RELATED: Everything You Need To Know About A Damaged Skin Barrier
Foods with phytoceramides and ceramides
If you're only interested in getting your ceramides via food sources, here's the best places to find sphingolipids, which can then be turned into ceramides in the body:
- Brown rice
How much should I take or use?
There are no specific recommended doses for how much phytoceramides you should be getting. So when you think about much you should consume, it should be viewed from a results-forward approach.
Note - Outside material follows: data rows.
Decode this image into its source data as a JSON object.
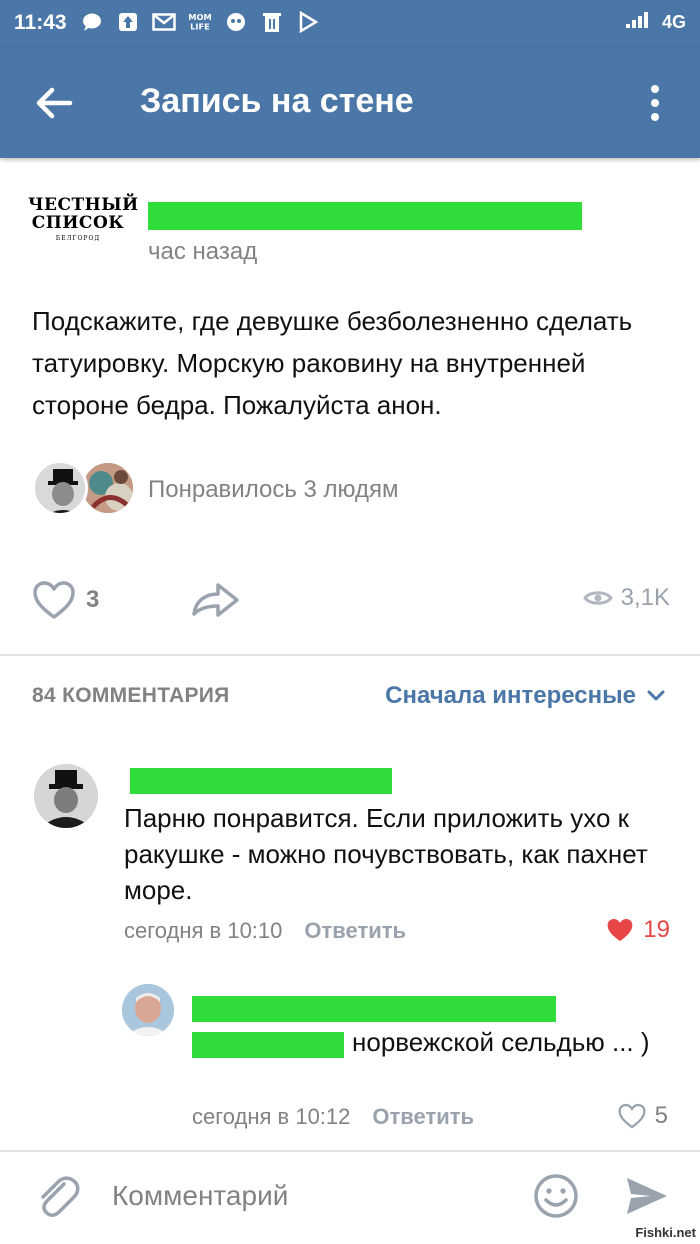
{
  "status_bar": {
    "time": "11:43",
    "network": "4G",
    "icons": [
      "chat-bubble-icon",
      "upload-icon",
      "mail-icon",
      "mom-life-icon",
      "bot-icon",
      "trash-icon",
      "play-store-icon"
    ]
  },
  "app_bar": {
    "title": "Запись на стене",
    "back_icon": "arrow-left-icon",
    "more_icon": "more-vertical-icon"
  },
  "post": {
    "group_logo": {
      "line1": "ЧЕСТНЫЙ",
      "line2": "СПИСОК",
      "line3": "БЕЛГОРОД"
    },
    "time": "час назад",
    "text": "Подскажите, где девушке безболезненно сделать татуировку. Морскую раковину на внутренней стороне бедра. Пожалуйста анон.",
    "liked_by_text": "Понравилось 3 людям",
    "likes": "3",
    "views": "3,1K"
  },
  "comments_section": {
    "count_label": "84 КОММЕНТАРИЯ",
    "sort_label": "Сначала интересные",
    "comments": [
      {
        "text": "Парню понравится. Если приложить ухо к ракушке - можно почувствовать, как пахнет море.",
        "time": "сегодня в 10:10",
        "reply_label": "Ответить",
        "likes": "19",
        "liked": true
      },
      {
        "text": "норвежской сельдью ... )",
        "time": "сегодня в 10:12",
        "reply_label": "Ответить",
        "likes": "5",
        "liked": false
      }
    ]
  },
  "composer": {
    "placeholder": "Комментарий"
  },
  "watermark": "Fishki.net",
  "colors": {
    "brand": "#4a76a8",
    "redaction": "#2fdc3a",
    "like_red": "#e64646",
    "muted": "#828282"
  }
}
For the skin specifically, most of the research indicates using 11 to 70 mg per day10 to in order see results.
Topically, there's really no limit to what you can apply as long as your skin agrees with the cream or serum.
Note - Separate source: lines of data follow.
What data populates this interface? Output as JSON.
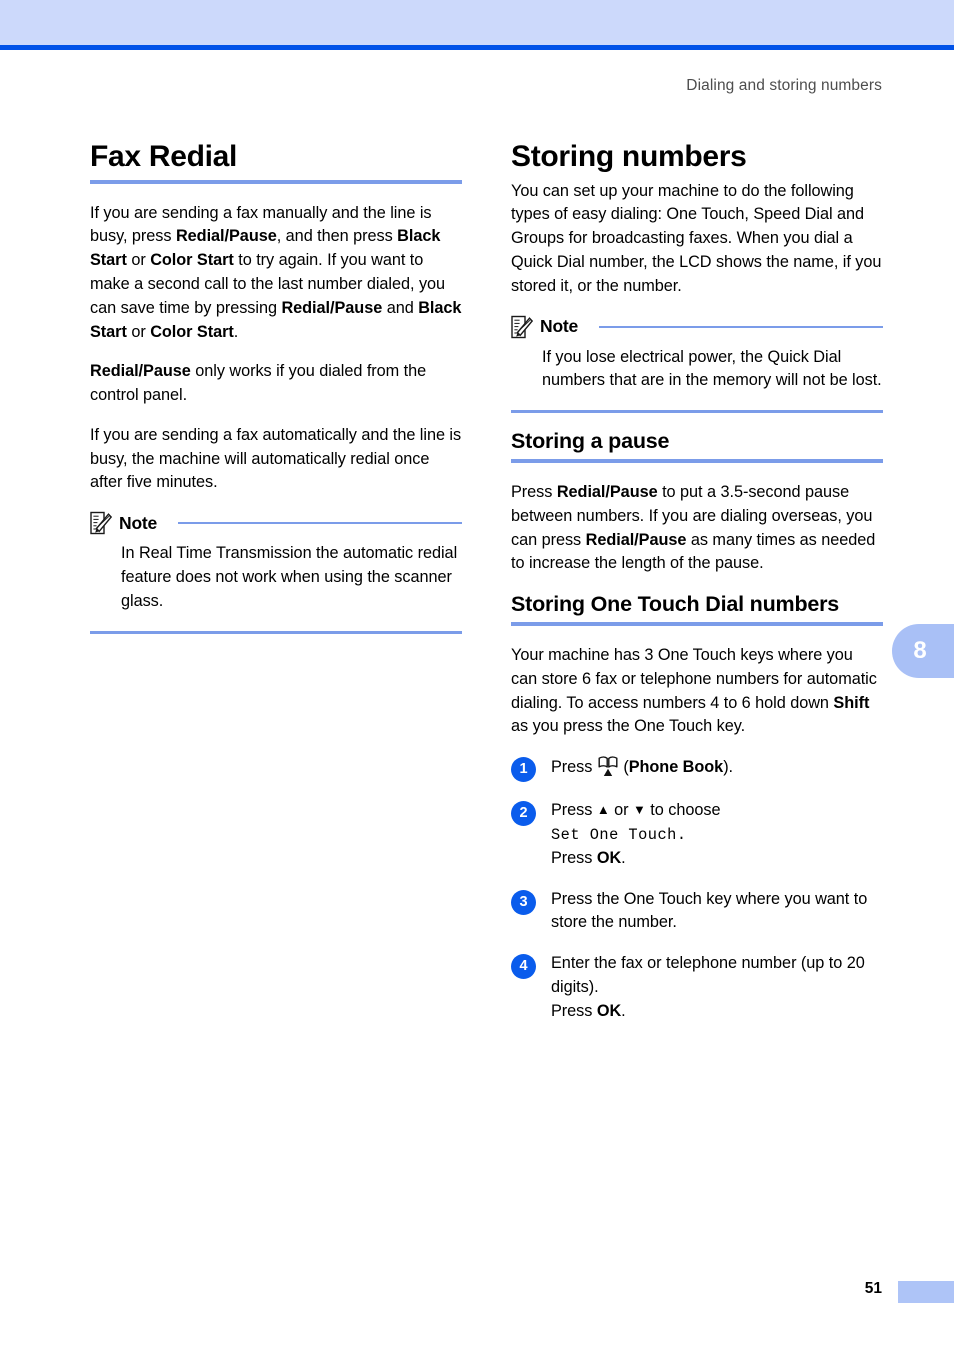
{
  "header": {
    "running_title": "Dialing and storing numbers"
  },
  "chapter_tab": {
    "number": "8"
  },
  "footer": {
    "page_number": "51"
  },
  "left_column": {
    "heading": "Fax Redial",
    "paragraph_1": {
      "parts": [
        {
          "text": "If you are sending a fax manually and the line is busy, press ",
          "bold": false
        },
        {
          "text": "Redial/Pause",
          "bold": true
        },
        {
          "text": ", and then press ",
          "bold": false
        },
        {
          "text": "Black Start",
          "bold": true
        },
        {
          "text": " or ",
          "bold": false
        },
        {
          "text": "Color Start",
          "bold": true
        },
        {
          "text": " to try again. If you want to make a second call to the last number dialed, you can save time by pressing ",
          "bold": false
        },
        {
          "text": "Redial/Pause",
          "bold": true
        },
        {
          "text": " and ",
          "bold": false
        },
        {
          "text": "Black Start",
          "bold": true
        },
        {
          "text": " or ",
          "bold": false
        },
        {
          "text": "Color Start",
          "bold": true
        },
        {
          "text": ".",
          "bold": false
        }
      ]
    },
    "paragraph_2": {
      "parts": [
        {
          "text": "Redial/Pause",
          "bold": true
        },
        {
          "text": " only works if you dialed from the control panel.",
          "bold": false
        }
      ]
    },
    "paragraph_3": {
      "parts": [
        {
          "text": "If you are sending a fax automatically and the line is busy, the machine will automatically redial once after five minutes.",
          "bold": false
        }
      ]
    },
    "note": {
      "label": "Note",
      "icon": "note-pencil-icon",
      "body": "In Real Time Transmission the automatic redial feature does not work when using the scanner glass."
    }
  },
  "right_column": {
    "heading": "Storing numbers",
    "intro": "You can set up your machine to do the following types of easy dialing: One Touch, Speed Dial and Groups for broadcasting faxes. When you dial a Quick Dial number, the LCD shows the name, if you stored it, or the number.",
    "note": {
      "label": "Note",
      "icon": "note-pencil-icon",
      "body": "If you lose electrical power, the Quick Dial numbers that are in the memory will not be lost."
    },
    "storing_pause": {
      "heading": "Storing a pause",
      "paragraph": {
        "parts": [
          {
            "text": "Press ",
            "bold": false
          },
          {
            "text": "Redial/Pause",
            "bold": true
          },
          {
            "text": " to put a 3.5-second pause between numbers. If you are dialing overseas, you can press ",
            "bold": false
          },
          {
            "text": "Redial/Pause",
            "bold": true
          },
          {
            "text": " as many times as needed to increase the length of the pause.",
            "bold": false
          }
        ]
      }
    },
    "storing_one_touch": {
      "heading": "Storing One Touch Dial numbers",
      "paragraph": {
        "parts": [
          {
            "text": "Your machine has 3 One Touch keys where you can store 6 fax or telephone numbers for automatic dialing. To access numbers 4 to 6 hold down ",
            "bold": false
          },
          {
            "text": "Shift",
            "bold": true
          },
          {
            "text": " as you press the One Touch key.",
            "bold": false
          }
        ]
      },
      "steps": [
        {
          "number": "1",
          "parts": [
            {
              "text": "Press ",
              "bold": false
            },
            {
              "icon": "phone-book-icon"
            },
            {
              "text": " (",
              "bold": false
            },
            {
              "text": "Phone Book",
              "bold": true
            },
            {
              "text": ").",
              "bold": false
            }
          ]
        },
        {
          "number": "2",
          "parts": [
            {
              "text": "Press ",
              "bold": false
            },
            {
              "text": "▲",
              "bold": false,
              "glyph": true
            },
            {
              "text": " or ",
              "bold": false
            },
            {
              "text": "▼",
              "bold": false,
              "glyph": true
            },
            {
              "text": " to choose",
              "bold": false
            },
            {
              "break": true
            },
            {
              "text": "Set One Touch.",
              "lcd": true
            },
            {
              "break": true
            },
            {
              "text": "Press ",
              "bold": false
            },
            {
              "text": "OK",
              "bold": true
            },
            {
              "text": ".",
              "bold": false
            }
          ]
        },
        {
          "number": "3",
          "parts": [
            {
              "text": "Press the One Touch key where you want to store the number.",
              "bold": false
            }
          ]
        },
        {
          "number": "4",
          "parts": [
            {
              "text": "Enter the fax or telephone number (up to 20 digits).",
              "bold": false
            },
            {
              "break": true
            },
            {
              "text": "Press ",
              "bold": false
            },
            {
              "text": "OK",
              "bold": true
            },
            {
              "text": ".",
              "bold": false
            }
          ]
        }
      ]
    }
  },
  "colors": {
    "band_light_blue": "#ccd9fb",
    "rule_strong_blue": "#0052e8",
    "rule_medium_blue": "#7b9ce9",
    "step_circle_blue": "#0a5cec",
    "tab_blue": "#a9c0f6",
    "header_text_gray": "#4d4d4d"
  }
}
Cautions & side effects
There are few cautions associated with taking phytoceramides for healthy folks, unless you are personally sensitive to the ingredient or the source. However you should always consult with your health practitioner if you have concerns before starting a supplement routine.
What is the best source of phytoceramides?
You can get phytoceramides in your diet, via supplements, or topically. Research shows that supplementation is the most effective way to replenish your internal supply, but there are many benefits of using them topically for improved barrier function as well. In foods, look for soy, dairy, oats, and wheat germ.
Do phytoceramides have side effects?
There are few cautions associated with taking phytoceramides for healthy folks, unless you are personally sensitive to the ingredient or the source. However you should always consult with your health practitioner if you have concerns before starting a supplement routine. However, taking them is often associated with several positive side effects, such as more hydrated skin.*
How long do phytoceramides take to work?
To see skin care results, supplementing with phytoceramides can take as little as 15 days, with even greater benefits seen after 8 weeks.*
Ceramides are an essential part of your skin structure, and are fairly easy to incorporate to your internal and external skin care routine. Look for supplements with them,* as well as topicals. Your skin will thank you, now and long-term. Want more ways to keep your skin hydrated and skin barrier healthy? Look no further than our guide to the skin barrier function.
Darcy McDonough, M.S., is the Senior Manager, SEO & Content Strategy at mindbodygreen. She holds a master’s degree in nutrition interventions, communication, and behavior change from Tufts Friedman School of Nutrition Science and Policy. She has previously worked in nutrition communications for Joy Bauer, the nutrition and health expert for NBC’s TODAY Show.
McDonough has developed & lead nutrition education programming in schools. She’s covered a wide range of topics as a health & nutrition reporter from the rise in the use of psychedelics for depression to the frustrating trend in shorter doctors' appointments and the connection between diet and disease.